=== Begin Enclosure ===
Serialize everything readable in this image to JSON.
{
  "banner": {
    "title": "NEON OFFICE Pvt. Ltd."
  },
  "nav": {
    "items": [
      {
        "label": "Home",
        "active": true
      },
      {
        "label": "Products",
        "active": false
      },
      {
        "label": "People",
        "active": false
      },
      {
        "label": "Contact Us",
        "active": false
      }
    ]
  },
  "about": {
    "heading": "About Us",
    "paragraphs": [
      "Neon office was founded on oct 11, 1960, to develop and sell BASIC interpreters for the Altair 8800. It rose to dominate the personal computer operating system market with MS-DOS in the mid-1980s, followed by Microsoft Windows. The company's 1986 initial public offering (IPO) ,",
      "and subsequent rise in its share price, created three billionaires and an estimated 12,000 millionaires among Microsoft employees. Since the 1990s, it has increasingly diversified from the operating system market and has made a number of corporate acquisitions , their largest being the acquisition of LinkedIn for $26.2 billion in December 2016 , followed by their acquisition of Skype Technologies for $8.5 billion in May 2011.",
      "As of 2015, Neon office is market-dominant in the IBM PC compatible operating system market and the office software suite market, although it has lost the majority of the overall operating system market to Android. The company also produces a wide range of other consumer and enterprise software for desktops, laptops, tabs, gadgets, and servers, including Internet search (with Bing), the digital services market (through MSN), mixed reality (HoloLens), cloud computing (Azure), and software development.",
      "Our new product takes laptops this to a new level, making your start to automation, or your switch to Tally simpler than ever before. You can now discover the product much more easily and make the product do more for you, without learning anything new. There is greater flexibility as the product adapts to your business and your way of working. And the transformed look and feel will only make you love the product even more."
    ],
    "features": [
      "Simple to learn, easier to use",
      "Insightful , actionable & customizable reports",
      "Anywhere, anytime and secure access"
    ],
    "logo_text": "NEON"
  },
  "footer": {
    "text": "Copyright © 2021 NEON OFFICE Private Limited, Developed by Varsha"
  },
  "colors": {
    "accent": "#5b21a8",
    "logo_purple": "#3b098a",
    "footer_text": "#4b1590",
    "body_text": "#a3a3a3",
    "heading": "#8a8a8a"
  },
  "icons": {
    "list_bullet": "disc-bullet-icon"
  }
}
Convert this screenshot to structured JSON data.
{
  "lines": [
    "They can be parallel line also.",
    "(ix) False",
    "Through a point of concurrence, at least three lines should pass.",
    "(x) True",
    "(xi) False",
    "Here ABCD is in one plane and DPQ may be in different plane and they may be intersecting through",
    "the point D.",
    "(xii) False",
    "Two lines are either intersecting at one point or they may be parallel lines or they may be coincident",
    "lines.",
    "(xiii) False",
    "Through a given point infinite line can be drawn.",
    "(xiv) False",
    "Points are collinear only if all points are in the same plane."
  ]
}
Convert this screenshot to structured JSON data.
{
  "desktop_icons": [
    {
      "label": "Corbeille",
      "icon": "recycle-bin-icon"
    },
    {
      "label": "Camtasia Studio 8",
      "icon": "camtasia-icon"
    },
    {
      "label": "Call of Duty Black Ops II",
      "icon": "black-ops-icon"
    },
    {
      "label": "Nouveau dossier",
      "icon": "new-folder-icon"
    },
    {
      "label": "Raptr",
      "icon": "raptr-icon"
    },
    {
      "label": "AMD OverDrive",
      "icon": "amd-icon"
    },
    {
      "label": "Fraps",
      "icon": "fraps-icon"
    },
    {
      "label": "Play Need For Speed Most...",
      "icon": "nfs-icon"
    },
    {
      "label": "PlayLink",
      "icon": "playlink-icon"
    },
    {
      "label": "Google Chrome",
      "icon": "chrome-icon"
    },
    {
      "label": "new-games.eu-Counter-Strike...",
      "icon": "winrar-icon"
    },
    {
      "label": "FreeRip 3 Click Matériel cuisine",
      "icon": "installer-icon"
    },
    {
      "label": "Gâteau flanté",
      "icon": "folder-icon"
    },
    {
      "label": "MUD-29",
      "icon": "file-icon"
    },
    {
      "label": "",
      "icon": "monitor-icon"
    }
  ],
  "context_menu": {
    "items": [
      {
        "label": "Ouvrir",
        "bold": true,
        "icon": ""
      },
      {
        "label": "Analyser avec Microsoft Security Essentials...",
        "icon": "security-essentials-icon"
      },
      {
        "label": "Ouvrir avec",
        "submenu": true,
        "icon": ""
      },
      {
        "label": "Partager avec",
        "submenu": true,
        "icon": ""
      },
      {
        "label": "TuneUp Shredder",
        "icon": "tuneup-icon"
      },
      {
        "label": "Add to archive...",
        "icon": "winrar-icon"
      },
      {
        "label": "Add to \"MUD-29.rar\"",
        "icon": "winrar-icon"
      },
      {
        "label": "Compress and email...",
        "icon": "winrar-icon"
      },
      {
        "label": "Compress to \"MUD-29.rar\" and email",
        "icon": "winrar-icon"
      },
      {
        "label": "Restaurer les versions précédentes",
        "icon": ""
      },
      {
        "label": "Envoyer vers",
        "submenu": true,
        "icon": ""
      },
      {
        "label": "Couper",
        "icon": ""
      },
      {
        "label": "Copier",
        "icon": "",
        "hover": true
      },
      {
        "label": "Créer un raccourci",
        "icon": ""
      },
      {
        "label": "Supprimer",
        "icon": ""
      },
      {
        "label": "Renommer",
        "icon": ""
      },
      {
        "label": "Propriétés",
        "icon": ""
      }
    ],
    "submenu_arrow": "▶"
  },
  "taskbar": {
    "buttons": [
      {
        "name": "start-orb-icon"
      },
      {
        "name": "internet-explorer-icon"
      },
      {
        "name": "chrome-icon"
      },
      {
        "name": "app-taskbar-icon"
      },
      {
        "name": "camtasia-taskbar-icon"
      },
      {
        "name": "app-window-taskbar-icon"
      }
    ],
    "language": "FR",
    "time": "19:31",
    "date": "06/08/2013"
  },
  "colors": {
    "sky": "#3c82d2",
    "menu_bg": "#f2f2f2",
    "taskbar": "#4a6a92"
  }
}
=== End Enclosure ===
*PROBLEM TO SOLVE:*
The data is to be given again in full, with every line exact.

*SOLUTION TO THIS EXERCISE:*
Serialize everything readable in this image to JSON.
{
  "banner": {
    "title": "NEON OFFICE Pvt. Ltd."
  },
  "nav": {
    "items": [
      {
        "label": "Home",
        "active": true
      },
      {
        "label": "Products",
        "active": false
      },
      {
        "label": "People",
        "active": false
      },
      {
        "label": "Contact Us",
        "active": false
      }
    ]
  },
  "about": {
    "heading": "About Us",
    "paragraphs": [
      "Neon office was founded on oct 11, 1960, to develop and sell BASIC interpreters for the Altair 8800. It rose to dominate the personal computer operating system market with MS-DOS in the mid-1980s, followed by Microsoft Windows. The company's 1986 initial public offering (IPO) ,",
      "and subsequent rise in its share price, created three billionaires and an estimated 12,000 millionaires among Microsoft employees. Since the 1990s, it has increasingly diversified from the operating system market and has made a number of corporate acquisitions , their largest being the acquisition of LinkedIn for $26.2 billion in December 2016 , followed by their acquisition of Skype Technologies for $8.5 billion in May 2011.",
      "As of 2015, Neon office is market-dominant in the IBM PC compatible operating system market and the office software suite market, although it has lost the majority of the overall operating system market to Android. The company also produces a wide range of other consumer and enterprise software for desktops, laptops, tabs, gadgets, and servers, including Internet search (with Bing), the digital services market (through MSN), mixed reality (HoloLens), cloud computing (Azure), and software development.",
      "Our new product takes laptops this to a new level, making your start to automation, or your switch to Tally simpler than ever before. You can now discover the product much more easily and make the product do more for you, without learning anything new. There is greater flexibility as the product adapts to your business and your way of working. And the transformed look and feel will only make you love the product even more."
    ],
    "features": [
      "Simple to learn, easier to use",
      "Insightful , actionable & customizable reports",
      "Anywhere, anytime and secure access"
    ],
    "logo_text": "NEON"
  },
  "footer": {
    "text": "Copyright © 2021 NEON OFFICE Private Limited, Developed by Varsha"
  },
  "colors": {
    "accent": "#5b21a8",
    "logo_purple": "#3b098a",
    "footer_text": "#4b1590",
    "body_text": "#a3a3a3",
    "heading": "#8a8a8a"
  },
  "icons": {
    "list_bullet": "disc-bullet-icon"
  }
}
Convert this screenshot to structured JSON data.
{
  "lines": [
    "They can be parallel line also.",
    "(ix) False",
    "Through a point of concurrence, at least three lines should pass.",
    "(x) True",
    "(xi) False",
    "Here ABCD is in one plane and DPQ may be in different plane and they may be intersecting through",
    "the point D.",
    "(xii) False",
    "Two lines are either intersecting at one point or they may be parallel lines or they may be coincident",
    "lines.",
    "(xiii) False",
    "Through a given point infinite line can be drawn.",
    "(xiv) False",
    "Points are collinear only if all points are in the same plane."
  ]
}
Convert this screenshot to structured JSON data.
{
  "desktop_icons": [
    {
      "label": "Corbeille",
      "icon": "recycle-bin-icon"
    },
    {
      "label": "Camtasia Studio 8",
      "icon": "camtasia-icon"
    },
    {
      "label": "Call of Duty Black Ops II",
      "icon": "black-ops-icon"
    },
    {
      "label": "Nouveau dossier",
      "icon": "new-folder-icon"
    },
    {
      "label": "Raptr",
      "icon": "raptr-icon"
    },
    {
      "label": "AMD OverDrive",
      "icon": "amd-icon"
    },
    {
      "label": "Fraps",
      "icon": "fraps-icon"
    },
    {
      "label": "Play Need For Speed Most...",
      "icon": "nfs-icon"
    },
    {
      "label": "PlayLink",
      "icon": "playlink-icon"
    },
    {
      "label": "Google Chrome",
      "icon": "chrome-icon"
    },
    {
      "label": "new-games.eu-Counter-Strike...",
      "icon": "winrar-icon"
    },
    {
      "label": "FreeRip 3 Click Matériel cuisine",
      "icon": "installer-icon"
    },
    {
      "label": "Gâteau flanté",
      "icon": "folder-icon"
    },
    {
      "label": "MUD-29",
      "icon": "file-icon"
    },
    {
      "label": "",
      "icon": "monitor-icon"
    }
  ],
  "context_menu": {
    "items": [
      {
        "label": "Ouvrir",
        "bold": true,
        "icon": ""
      },
      {
        "label": "Analyser avec Microsoft Security Essentials...",
        "icon": "security-essentials-icon"
      },
      {
        "label": "Ouvrir avec",
        "submenu": true,
        "icon": ""
      },
      {
        "label": "Partager avec",
        "submenu": true,
        "icon": ""
      },
      {
        "label": "TuneUp Shredder",
        "icon": "tuneup-icon"
      },
      {
        "label": "Add to archive...",
        "icon": "winrar-icon"
      },
      {
        "label": "Add to \"MUD-29.rar\"",
        "icon": "winrar-icon"
      },
      {
        "label": "Compress and email...",
        "icon": "winrar-icon"
      },
      {
        "label": "Compress to \"MUD-29.rar\" and email",
        "icon": "winrar-icon"
      },
      {
        "label": "Restaurer les versions précédentes",
        "icon": ""
      },
      {
        "label": "Envoyer vers",
        "submenu": true,
        "icon": ""
      },
      {
        "label": "Couper",
        "icon": ""
      },
      {
        "label": "Copier",
        "icon": "",
        "hover": true
      },
      {
        "label": "Créer un raccourci",
        "icon": ""
      },
      {
        "label": "Supprimer",
        "icon": ""
      },
      {
        "label": "Renommer",
        "icon": ""
      },
      {
        "label": "Propriétés",
        "icon": ""
      }
    ],
    "submenu_arrow": "▶"
  },
  "taskbar": {
    "buttons": [
      {
        "name": "start-orb-icon"
      },
      {
        "name": "internet-explorer-icon"
      },
      {
        "name": "chrome-icon"
      },
      {
        "name": "app-taskbar-icon"
      },
      {
        "name": "camtasia-taskbar-icon"
      },
      {
        "name": "app-window-taskbar-icon"
      }
    ],
    "language": "FR",
    "time": "19:31",
    "date": "06/08/2013"
  },
  "colors": {
    "sky": "#3c82d2",
    "menu_bg": "#f2f2f2",
    "taskbar": "#4a6a92"
  }
}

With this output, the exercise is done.